It’s perfectly obvious that women should be better managers than men in today’s topsy-turvy business environment. As we rush into the ’90s, there is little disagreement about what business must become: less hierarchical, more flexible and team-oriented, faster and more fluid. In my opinion, one group of people has an enormous advantage in realising this necessary new vision: women (Peters, 1990). Women managers who have broken the glass ceiling in medium sized, non-traditional organizations have proved that effective leaders don’t come from one mould. They have demonstrated that using the command-and-control style of managing others, a style generally associated with men in large, traditional organizations, is not the only way to succeed (Rosener, 1990)
The Transformational Manager/Leader
Connected to contemporary management theorizing emphasising the need for non-hierarchical, flexible, participative and team-oriented organizations, is the notion of transformational management/leadership. Transformational management/leadership is associated with stereotypes of women and assumptions about how they would lead.
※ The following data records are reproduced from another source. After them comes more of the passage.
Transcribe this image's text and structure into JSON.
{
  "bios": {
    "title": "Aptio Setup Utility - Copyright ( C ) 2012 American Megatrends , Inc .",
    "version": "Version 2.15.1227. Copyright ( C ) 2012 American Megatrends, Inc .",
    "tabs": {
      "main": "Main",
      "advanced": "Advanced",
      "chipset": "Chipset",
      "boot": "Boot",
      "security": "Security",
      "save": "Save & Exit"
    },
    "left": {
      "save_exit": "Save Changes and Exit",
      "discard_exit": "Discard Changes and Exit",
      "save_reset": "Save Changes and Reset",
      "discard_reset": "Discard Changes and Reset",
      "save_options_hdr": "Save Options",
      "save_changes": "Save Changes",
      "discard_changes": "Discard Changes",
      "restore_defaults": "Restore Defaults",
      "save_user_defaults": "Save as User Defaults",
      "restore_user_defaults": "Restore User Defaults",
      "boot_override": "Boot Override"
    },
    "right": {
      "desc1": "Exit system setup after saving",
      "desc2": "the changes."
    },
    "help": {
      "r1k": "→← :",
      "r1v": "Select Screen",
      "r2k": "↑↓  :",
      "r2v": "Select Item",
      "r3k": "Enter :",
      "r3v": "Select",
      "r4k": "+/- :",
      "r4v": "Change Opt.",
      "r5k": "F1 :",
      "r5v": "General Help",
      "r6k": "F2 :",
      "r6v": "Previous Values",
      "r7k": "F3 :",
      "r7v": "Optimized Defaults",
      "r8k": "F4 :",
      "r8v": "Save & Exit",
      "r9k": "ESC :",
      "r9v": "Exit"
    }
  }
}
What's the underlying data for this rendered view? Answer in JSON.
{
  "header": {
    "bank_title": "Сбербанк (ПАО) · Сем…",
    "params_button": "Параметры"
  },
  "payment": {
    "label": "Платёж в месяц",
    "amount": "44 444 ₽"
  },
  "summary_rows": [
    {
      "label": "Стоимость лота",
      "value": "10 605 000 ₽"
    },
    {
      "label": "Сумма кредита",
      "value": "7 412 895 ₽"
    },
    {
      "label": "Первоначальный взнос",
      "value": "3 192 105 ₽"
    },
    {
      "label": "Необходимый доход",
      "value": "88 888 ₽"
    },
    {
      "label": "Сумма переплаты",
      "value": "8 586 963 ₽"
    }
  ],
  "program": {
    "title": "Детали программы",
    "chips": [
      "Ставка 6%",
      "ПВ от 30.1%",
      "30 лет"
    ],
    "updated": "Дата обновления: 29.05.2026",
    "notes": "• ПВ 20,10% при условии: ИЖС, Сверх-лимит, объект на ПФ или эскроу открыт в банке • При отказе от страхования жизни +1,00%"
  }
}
The intersection of transformational management/ leadership and gender has contributed to the linking of management with physical and personal traits normally associated with the feminine.
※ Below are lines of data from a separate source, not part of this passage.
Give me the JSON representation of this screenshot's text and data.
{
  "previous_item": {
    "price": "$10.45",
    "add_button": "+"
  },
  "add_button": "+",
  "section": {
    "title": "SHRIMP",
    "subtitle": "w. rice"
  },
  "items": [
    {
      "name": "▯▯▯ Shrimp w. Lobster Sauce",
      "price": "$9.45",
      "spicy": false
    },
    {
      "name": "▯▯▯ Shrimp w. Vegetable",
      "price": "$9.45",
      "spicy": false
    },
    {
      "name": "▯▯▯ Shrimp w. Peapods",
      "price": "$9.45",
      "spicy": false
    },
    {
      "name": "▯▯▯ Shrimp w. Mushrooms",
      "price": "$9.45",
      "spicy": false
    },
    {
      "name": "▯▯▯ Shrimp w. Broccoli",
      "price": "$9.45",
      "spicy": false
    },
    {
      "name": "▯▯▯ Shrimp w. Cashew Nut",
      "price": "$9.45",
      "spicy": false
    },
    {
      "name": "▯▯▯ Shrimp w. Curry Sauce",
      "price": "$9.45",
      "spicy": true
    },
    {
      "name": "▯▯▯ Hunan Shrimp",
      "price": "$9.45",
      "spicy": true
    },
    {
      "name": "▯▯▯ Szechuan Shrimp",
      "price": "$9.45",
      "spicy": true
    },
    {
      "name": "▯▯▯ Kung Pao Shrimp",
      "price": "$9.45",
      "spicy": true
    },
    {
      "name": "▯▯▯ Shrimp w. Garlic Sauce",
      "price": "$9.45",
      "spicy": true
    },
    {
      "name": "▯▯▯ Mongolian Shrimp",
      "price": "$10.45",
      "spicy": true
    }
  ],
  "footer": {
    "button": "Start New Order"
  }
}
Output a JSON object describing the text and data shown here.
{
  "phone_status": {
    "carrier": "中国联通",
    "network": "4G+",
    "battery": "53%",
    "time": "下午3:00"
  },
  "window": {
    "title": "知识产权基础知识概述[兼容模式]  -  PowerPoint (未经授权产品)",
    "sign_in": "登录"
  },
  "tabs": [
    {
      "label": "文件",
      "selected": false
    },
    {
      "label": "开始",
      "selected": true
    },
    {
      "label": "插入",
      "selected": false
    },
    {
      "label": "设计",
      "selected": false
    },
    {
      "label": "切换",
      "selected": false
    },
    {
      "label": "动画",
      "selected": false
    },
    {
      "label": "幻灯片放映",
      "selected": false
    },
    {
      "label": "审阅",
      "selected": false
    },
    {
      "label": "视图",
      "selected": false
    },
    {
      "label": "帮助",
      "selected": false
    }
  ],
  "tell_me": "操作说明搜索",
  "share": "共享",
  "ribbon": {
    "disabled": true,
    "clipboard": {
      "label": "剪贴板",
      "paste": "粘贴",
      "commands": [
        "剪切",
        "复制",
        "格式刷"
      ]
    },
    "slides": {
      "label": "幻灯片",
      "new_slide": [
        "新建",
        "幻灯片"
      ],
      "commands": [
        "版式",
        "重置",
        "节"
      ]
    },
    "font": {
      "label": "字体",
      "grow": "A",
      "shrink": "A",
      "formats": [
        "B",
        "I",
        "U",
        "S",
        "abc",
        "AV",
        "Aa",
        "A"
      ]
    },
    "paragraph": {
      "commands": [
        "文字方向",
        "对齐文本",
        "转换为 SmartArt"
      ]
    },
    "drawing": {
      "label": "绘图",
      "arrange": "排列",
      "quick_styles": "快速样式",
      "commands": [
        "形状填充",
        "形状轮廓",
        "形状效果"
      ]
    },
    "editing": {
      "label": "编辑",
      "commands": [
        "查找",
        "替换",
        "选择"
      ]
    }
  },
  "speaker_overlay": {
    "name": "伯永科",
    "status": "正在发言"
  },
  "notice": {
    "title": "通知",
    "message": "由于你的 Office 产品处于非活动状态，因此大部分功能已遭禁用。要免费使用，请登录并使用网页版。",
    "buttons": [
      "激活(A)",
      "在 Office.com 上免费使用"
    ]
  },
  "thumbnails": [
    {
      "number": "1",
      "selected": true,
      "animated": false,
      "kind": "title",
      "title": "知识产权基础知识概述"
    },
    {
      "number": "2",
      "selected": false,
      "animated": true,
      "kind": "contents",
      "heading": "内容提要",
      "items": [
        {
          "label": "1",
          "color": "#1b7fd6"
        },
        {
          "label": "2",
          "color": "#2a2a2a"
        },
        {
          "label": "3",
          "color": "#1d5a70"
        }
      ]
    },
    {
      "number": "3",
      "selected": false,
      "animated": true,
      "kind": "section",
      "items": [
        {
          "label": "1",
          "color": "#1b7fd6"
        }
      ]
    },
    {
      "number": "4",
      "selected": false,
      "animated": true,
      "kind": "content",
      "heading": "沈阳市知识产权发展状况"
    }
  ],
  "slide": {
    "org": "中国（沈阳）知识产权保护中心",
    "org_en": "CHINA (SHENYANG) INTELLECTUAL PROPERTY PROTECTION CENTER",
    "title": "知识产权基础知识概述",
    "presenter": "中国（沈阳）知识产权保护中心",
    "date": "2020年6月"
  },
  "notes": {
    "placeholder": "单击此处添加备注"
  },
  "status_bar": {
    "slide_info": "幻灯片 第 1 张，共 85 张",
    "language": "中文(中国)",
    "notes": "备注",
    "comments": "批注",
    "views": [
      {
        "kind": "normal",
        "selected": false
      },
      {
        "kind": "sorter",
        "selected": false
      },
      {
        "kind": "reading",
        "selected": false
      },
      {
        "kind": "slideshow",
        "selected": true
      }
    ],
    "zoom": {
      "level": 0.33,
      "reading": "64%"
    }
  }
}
Women in Management
Focus is a comparison of male and female and with the introduction of a notion of difference into our understanding of gender relations, one key question is whether men and women manage differently. The focus has been on whether men and women manage differently in the extent to which they apply transformational or transactional management/ leadership. There is no definitive agreement here but recent research in 2003 indicated that there were small gender differences with women demonstrating more transformational management behaviour. However it is possible that women’s “transformational” approach may be due to:
- Resistance to women adopting a traditional ‘masculine’ style
- Women may have to try harder to be accepted in management roles
Though differences can be detected, research in 2005 suggests that men and women often draw on the notion of difference when talking about their leadership style but when how they manage is actually studied, little difference is observed.